If a line in the entries below contains "data", copy it.

Web page and app entries
■ ■ ■ ■

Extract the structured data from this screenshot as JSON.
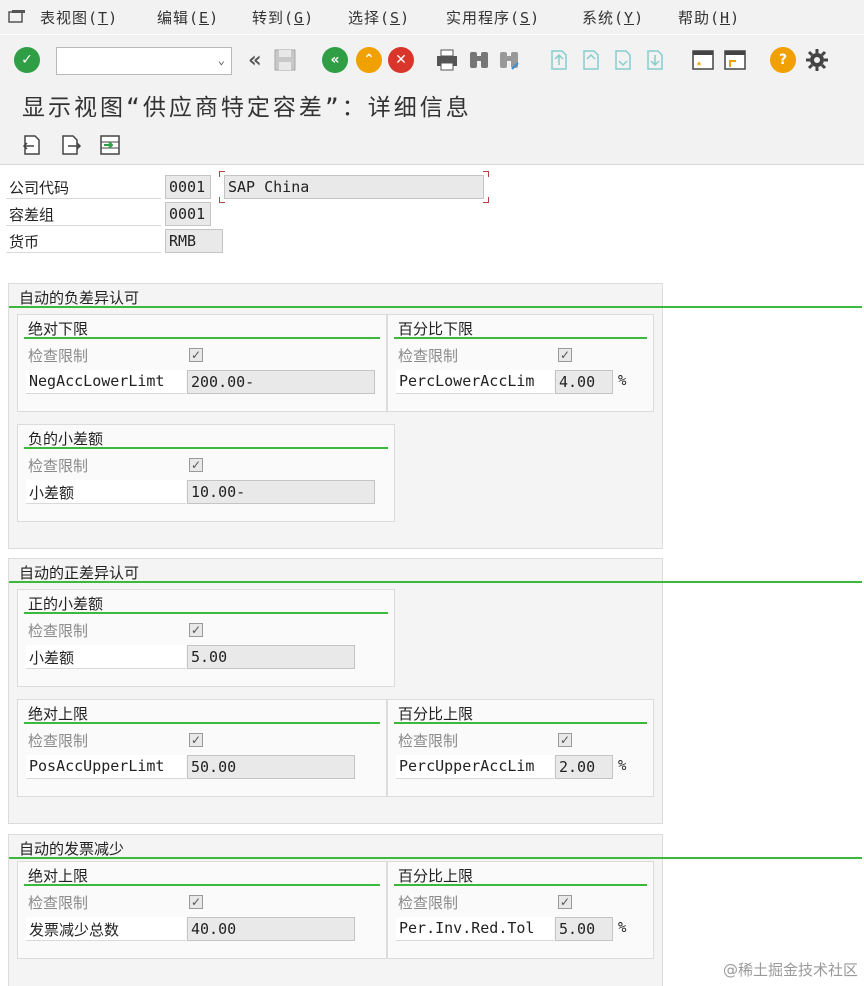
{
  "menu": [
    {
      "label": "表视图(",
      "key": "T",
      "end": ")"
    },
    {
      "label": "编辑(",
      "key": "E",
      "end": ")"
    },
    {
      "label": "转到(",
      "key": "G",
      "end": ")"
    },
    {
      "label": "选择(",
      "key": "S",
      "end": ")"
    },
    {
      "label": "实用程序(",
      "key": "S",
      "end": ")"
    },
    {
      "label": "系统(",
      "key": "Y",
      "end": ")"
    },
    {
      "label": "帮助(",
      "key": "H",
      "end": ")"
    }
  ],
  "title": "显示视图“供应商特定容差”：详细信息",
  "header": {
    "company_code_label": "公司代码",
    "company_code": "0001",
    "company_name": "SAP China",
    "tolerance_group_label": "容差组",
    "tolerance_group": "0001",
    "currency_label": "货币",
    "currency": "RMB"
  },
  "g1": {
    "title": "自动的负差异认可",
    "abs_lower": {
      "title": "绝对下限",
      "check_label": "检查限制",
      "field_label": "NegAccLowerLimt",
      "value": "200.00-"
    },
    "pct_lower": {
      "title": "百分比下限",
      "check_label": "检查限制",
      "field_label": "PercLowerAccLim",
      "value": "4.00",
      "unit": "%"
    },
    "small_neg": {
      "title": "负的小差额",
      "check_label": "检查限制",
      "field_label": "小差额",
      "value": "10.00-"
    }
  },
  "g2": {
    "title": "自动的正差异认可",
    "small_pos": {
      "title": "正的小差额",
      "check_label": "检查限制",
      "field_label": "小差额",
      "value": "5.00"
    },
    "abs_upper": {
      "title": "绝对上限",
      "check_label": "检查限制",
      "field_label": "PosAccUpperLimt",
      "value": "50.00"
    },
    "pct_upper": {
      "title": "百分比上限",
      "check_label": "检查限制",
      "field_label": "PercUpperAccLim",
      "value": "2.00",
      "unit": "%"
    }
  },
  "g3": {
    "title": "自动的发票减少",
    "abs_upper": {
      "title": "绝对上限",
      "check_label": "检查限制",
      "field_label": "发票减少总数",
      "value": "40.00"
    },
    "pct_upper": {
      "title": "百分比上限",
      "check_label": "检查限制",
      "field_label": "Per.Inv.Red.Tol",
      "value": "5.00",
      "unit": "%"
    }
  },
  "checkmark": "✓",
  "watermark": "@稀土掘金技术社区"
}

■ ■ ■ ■

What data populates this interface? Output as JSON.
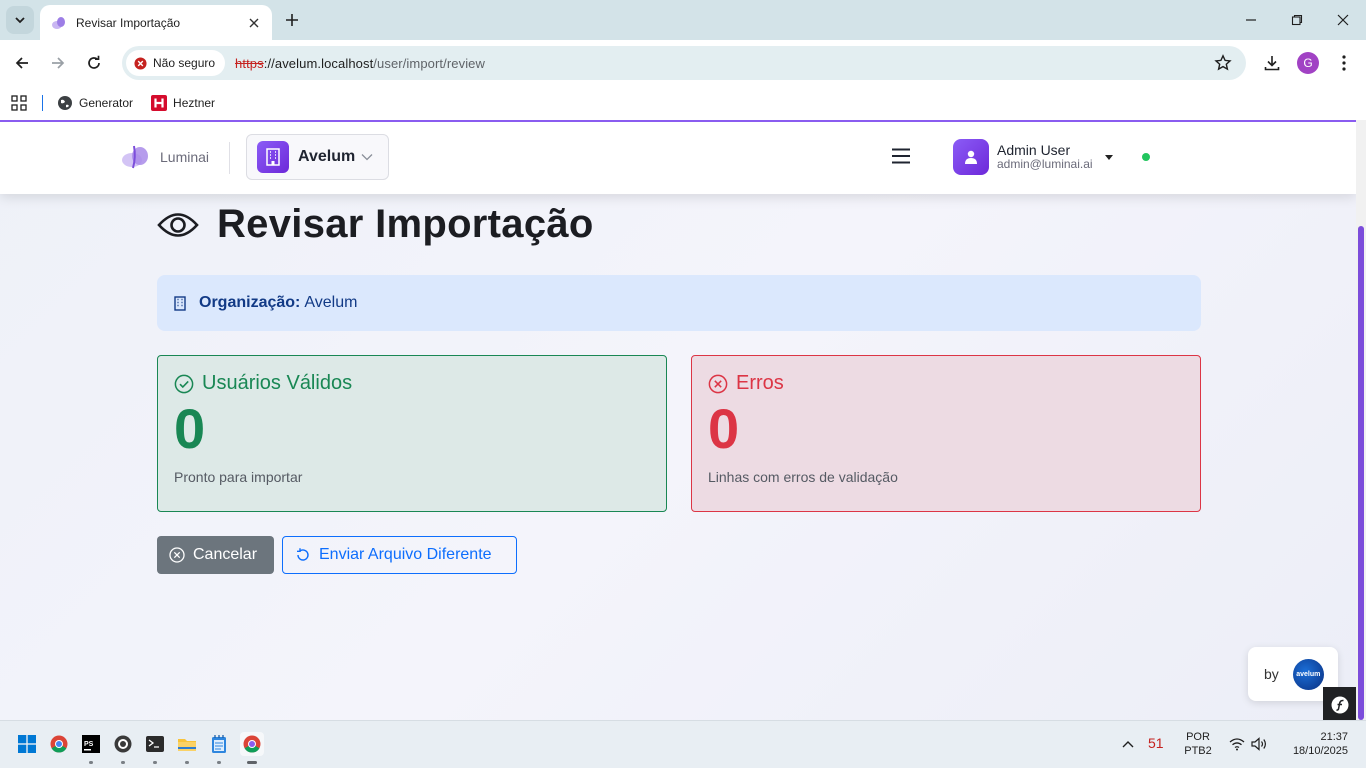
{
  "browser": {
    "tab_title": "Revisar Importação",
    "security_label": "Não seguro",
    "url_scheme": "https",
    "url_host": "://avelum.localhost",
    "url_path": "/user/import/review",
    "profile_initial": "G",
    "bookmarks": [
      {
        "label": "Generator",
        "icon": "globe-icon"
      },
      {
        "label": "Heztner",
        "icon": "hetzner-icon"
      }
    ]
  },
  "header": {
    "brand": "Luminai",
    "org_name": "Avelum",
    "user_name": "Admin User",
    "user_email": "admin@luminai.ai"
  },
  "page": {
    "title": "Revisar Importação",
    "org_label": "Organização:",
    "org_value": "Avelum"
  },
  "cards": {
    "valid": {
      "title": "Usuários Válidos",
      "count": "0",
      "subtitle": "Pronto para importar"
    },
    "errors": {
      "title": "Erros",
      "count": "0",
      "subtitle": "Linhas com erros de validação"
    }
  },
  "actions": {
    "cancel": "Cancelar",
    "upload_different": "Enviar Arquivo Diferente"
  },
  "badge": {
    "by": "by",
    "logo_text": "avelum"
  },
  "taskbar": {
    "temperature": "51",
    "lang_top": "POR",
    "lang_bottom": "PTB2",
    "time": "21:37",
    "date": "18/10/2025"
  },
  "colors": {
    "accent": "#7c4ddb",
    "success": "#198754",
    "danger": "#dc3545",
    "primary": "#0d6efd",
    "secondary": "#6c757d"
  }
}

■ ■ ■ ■

- EXERCISE ANSWER
Extract the structured data from this screenshot as JSON.
What data populates this interface? Output as JSON.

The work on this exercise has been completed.